• **What the exercise asks**:
From the listing below, return every line with the string "this" in it.

• **Data for analysis**:
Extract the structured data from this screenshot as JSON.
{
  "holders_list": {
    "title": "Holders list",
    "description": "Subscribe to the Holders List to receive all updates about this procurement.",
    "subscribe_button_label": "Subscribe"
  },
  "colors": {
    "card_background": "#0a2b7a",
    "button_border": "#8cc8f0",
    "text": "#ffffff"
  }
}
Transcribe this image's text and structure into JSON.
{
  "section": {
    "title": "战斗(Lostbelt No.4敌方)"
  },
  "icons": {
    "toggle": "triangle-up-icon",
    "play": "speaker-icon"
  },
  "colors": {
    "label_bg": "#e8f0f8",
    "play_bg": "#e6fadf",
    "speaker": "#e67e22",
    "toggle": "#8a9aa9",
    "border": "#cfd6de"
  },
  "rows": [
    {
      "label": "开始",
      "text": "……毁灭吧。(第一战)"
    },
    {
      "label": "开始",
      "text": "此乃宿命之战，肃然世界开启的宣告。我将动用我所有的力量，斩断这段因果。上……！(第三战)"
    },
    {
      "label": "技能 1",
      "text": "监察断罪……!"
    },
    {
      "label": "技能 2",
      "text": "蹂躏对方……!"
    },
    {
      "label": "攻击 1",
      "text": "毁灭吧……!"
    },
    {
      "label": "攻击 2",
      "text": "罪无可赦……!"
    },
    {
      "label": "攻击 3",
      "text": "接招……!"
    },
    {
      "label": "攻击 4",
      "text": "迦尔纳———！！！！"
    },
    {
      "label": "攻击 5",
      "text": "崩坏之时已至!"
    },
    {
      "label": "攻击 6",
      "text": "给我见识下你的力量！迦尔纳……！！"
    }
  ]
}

• **Result of the task**:
Extract the structured data from this screenshot as JSON.
    "description": "Subscribe to the Holders List to receive all updates about this procurement.",
Transcribe this image's text and structure into JSON.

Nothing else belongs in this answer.